is very much the same thing: excellent stuff. Where and when can I see the Orchestra perform?
FdW / Vital Weekly
It’s impressive to keep a large ensemble with 50 permanent members going for eight years and running. It is particularly impressive when that ensemble focusses on the collective intersection of composition, improvisation and electro-acoustic practice. Founded by Swiss musicians Cyril Bondi and d’incise on the ideas the two describe as “experimentation, of immoderation, of exploring and pushing the limits,” somehow this group of international collaborators has not only managed to keep this project a going concern, they have managed to get together on a regular basis to perform and record.

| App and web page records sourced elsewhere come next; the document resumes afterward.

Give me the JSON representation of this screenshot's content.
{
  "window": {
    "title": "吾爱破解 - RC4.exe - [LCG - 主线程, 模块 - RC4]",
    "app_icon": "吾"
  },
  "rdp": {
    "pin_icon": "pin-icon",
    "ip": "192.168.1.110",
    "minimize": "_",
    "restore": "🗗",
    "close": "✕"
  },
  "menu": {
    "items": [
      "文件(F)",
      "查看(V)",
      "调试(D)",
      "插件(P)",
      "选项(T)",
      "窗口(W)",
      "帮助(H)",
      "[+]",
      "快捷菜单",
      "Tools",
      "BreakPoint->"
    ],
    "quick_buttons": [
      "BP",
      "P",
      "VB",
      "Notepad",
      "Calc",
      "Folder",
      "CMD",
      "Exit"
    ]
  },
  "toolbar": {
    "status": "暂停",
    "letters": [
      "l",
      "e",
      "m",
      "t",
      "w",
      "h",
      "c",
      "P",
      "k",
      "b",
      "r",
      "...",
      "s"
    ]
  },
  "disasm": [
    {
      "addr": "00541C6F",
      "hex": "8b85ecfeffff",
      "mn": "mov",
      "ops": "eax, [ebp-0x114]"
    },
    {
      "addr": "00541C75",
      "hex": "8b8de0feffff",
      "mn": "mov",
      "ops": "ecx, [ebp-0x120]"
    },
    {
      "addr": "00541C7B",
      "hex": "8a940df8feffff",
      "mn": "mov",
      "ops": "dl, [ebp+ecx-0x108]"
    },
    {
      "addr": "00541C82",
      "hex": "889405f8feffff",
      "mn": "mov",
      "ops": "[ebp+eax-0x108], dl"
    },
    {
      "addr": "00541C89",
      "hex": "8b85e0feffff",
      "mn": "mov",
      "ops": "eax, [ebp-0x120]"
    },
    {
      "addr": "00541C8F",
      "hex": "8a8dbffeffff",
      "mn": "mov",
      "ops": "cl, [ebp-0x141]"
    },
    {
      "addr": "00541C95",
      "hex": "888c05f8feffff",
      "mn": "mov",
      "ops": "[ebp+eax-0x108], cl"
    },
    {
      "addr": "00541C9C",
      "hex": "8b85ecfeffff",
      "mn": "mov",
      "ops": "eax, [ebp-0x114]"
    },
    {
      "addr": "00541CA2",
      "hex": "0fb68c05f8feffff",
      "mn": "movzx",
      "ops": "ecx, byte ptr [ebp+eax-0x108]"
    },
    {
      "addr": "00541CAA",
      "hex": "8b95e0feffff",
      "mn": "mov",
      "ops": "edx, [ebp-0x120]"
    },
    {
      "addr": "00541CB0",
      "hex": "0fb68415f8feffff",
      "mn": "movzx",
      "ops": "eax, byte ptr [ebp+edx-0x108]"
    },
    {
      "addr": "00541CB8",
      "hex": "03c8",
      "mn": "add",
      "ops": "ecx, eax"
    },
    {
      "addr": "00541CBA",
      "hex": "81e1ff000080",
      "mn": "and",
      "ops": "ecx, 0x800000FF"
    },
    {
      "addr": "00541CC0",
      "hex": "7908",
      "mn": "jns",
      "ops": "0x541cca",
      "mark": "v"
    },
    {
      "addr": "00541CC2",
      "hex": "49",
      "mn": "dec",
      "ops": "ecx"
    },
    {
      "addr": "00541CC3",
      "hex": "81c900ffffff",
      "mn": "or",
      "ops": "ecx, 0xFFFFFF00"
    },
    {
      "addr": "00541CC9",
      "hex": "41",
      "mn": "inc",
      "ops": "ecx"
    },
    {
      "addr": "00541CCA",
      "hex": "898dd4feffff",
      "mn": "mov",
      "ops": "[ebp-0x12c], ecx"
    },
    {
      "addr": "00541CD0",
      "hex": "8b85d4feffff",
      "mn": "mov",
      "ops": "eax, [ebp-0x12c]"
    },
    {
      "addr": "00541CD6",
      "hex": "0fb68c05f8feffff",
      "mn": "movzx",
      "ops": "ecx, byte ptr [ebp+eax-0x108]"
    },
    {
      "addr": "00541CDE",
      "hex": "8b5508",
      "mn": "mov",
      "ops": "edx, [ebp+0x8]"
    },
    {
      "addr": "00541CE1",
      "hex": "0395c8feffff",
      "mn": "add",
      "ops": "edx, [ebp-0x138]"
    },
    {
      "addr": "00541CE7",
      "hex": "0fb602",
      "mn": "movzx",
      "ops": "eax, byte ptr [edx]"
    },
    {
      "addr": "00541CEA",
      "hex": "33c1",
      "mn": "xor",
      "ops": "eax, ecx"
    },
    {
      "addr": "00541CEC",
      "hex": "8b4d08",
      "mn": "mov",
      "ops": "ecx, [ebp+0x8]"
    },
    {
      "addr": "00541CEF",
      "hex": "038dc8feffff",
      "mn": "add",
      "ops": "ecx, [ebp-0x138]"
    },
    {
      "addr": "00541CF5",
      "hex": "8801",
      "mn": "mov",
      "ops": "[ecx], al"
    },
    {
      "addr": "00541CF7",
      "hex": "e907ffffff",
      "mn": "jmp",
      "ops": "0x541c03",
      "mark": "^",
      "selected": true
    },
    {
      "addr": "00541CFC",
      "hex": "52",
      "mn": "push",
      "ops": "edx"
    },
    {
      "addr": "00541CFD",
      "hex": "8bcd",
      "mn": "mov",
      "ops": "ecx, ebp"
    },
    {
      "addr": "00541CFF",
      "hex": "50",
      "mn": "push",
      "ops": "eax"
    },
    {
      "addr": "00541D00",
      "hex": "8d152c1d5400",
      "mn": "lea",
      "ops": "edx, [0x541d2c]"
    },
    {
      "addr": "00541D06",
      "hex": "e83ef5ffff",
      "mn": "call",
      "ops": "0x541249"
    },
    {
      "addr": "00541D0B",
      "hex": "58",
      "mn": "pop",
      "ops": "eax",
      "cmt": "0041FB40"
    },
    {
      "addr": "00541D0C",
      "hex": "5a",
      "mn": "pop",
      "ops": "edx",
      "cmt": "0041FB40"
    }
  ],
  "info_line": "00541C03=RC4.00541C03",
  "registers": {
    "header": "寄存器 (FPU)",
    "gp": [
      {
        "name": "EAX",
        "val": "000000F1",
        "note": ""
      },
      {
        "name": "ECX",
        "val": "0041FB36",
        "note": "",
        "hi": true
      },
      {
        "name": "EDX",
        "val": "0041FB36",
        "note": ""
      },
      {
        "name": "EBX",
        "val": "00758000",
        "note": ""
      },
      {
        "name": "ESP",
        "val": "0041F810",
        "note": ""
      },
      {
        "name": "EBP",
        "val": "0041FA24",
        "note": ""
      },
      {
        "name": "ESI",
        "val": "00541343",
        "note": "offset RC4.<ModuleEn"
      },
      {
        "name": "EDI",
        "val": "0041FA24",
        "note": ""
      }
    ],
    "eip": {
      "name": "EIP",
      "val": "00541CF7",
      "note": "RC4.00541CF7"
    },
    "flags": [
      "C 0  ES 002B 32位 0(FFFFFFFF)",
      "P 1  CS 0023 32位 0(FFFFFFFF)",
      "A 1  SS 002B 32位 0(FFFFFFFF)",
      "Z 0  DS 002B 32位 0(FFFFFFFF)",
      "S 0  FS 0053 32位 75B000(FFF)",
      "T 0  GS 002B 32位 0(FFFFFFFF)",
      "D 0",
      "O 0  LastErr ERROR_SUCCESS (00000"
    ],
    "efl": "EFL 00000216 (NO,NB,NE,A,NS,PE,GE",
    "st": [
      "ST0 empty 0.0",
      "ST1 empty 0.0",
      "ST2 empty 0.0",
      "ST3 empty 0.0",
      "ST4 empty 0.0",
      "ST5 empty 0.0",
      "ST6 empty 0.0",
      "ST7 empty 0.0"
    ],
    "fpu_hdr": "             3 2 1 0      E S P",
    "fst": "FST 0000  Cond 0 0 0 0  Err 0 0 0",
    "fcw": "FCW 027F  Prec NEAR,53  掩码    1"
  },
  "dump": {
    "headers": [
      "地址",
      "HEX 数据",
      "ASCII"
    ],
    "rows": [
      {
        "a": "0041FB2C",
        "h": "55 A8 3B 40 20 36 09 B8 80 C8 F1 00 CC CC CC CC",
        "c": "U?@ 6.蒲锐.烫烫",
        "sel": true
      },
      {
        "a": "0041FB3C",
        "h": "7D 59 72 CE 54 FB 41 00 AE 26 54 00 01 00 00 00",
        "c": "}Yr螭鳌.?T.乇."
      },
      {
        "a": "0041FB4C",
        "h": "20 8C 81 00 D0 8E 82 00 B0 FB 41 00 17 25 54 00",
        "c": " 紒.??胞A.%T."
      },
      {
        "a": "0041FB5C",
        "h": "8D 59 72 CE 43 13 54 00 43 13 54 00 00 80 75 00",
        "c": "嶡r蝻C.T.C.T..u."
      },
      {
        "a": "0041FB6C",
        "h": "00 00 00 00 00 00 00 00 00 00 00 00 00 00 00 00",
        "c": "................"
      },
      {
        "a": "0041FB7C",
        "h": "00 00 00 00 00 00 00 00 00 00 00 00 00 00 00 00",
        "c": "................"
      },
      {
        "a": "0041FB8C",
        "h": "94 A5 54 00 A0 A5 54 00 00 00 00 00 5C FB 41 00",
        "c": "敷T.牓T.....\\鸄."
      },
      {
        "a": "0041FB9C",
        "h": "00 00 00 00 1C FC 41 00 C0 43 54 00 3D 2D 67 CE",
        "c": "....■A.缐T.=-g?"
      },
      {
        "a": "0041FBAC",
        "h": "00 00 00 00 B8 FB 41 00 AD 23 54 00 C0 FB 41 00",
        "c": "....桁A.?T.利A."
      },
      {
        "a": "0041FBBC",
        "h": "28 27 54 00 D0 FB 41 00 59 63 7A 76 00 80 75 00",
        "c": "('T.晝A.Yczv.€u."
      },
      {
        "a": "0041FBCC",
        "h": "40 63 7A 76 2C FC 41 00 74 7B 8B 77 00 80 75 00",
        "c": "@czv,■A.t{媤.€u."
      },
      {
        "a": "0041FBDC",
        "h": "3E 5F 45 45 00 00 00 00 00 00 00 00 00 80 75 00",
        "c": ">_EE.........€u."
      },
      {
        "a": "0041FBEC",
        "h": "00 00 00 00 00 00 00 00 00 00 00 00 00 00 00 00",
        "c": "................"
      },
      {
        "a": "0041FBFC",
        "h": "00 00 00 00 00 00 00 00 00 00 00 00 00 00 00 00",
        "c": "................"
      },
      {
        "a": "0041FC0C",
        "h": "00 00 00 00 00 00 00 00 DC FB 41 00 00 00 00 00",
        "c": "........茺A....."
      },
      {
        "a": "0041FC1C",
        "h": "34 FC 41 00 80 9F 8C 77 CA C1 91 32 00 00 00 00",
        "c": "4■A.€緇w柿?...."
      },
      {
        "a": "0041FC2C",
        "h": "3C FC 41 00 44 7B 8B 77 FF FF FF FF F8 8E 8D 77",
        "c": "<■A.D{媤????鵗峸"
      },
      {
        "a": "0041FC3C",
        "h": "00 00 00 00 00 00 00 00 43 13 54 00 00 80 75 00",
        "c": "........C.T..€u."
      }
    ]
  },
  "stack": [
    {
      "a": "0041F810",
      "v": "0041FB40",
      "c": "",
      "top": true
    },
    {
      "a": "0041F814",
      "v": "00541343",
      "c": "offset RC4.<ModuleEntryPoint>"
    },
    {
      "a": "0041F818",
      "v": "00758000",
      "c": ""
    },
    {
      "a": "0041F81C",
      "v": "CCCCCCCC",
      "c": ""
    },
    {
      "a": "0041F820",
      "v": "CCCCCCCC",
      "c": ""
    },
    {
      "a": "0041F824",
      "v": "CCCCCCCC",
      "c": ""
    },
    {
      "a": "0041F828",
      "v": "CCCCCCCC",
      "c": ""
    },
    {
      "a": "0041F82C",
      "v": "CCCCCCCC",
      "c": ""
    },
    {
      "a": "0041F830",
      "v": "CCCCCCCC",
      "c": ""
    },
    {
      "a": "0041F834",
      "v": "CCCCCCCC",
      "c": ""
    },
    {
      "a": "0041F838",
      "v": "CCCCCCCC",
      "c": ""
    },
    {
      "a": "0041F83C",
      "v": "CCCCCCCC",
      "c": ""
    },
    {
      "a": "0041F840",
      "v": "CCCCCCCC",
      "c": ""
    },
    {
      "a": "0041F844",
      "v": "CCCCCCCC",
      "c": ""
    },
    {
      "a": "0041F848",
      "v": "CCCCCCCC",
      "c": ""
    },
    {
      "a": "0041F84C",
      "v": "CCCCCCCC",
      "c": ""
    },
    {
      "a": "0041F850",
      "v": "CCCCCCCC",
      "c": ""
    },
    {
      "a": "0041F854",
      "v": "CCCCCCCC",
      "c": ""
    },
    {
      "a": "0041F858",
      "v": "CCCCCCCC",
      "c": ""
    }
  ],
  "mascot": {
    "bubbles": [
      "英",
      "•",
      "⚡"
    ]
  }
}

Choices & Melodies is their fifth release, recorded at the same session as their Another Timbre CD from last year (reviewed here by Justin Cober-Lake) and like that one, this LP/digital download is comprised of two pieces credited as “direction and compositions by Cyril Bondi and d’incise.” This iteration of the group is 32-strong, with eight woodwinds, five string players, three guitarists, six utilizing electronics, laptops, and synths, three percussionists, four vocalists, along with hurdy gurdy, viola da gamba and harmonium, forming a rich timbral depth.
First up is “two choices” using the simple instructions of producing two noises per person and the possibility of a change every five seconds. What transpires over the course of the 16-and-a-half-minute piece is a beguiling, dynamic mix of subtly shifting hiss, abrasions, quavers, crackles and low-end rumbles. Eschewing any sense of tonality, the immersive layers of frictive textures engulf the listener, with constantly evolving fields of subtle nuanced vacillations and densities. One gets the sense of listening in the midst of a giant engine or the groaning hull of a ship and the recording does a great job of capturing the spatial distribution of sounds across the ensemble. The second piece, “autonomous melodies,” takes a quite different tack, utilizing kernels of three or four note free melodies which are distributed across the orchestra. Over the course of 16 minutes, it relies on a relatively loud volume to let the various threads accrue in to mercurially morphing chords and drones. Here, the music benefits from the intrinsic underpinnings of woodwinds, strings, electronics, percussion and elusive scrims of vocalizations which commingle and fragment into changeable pulses and currents. In both pieces, the collective, considered intensity of the full ensemble comes through with gripping results.
Michael Rosenstein / Dusted Magazine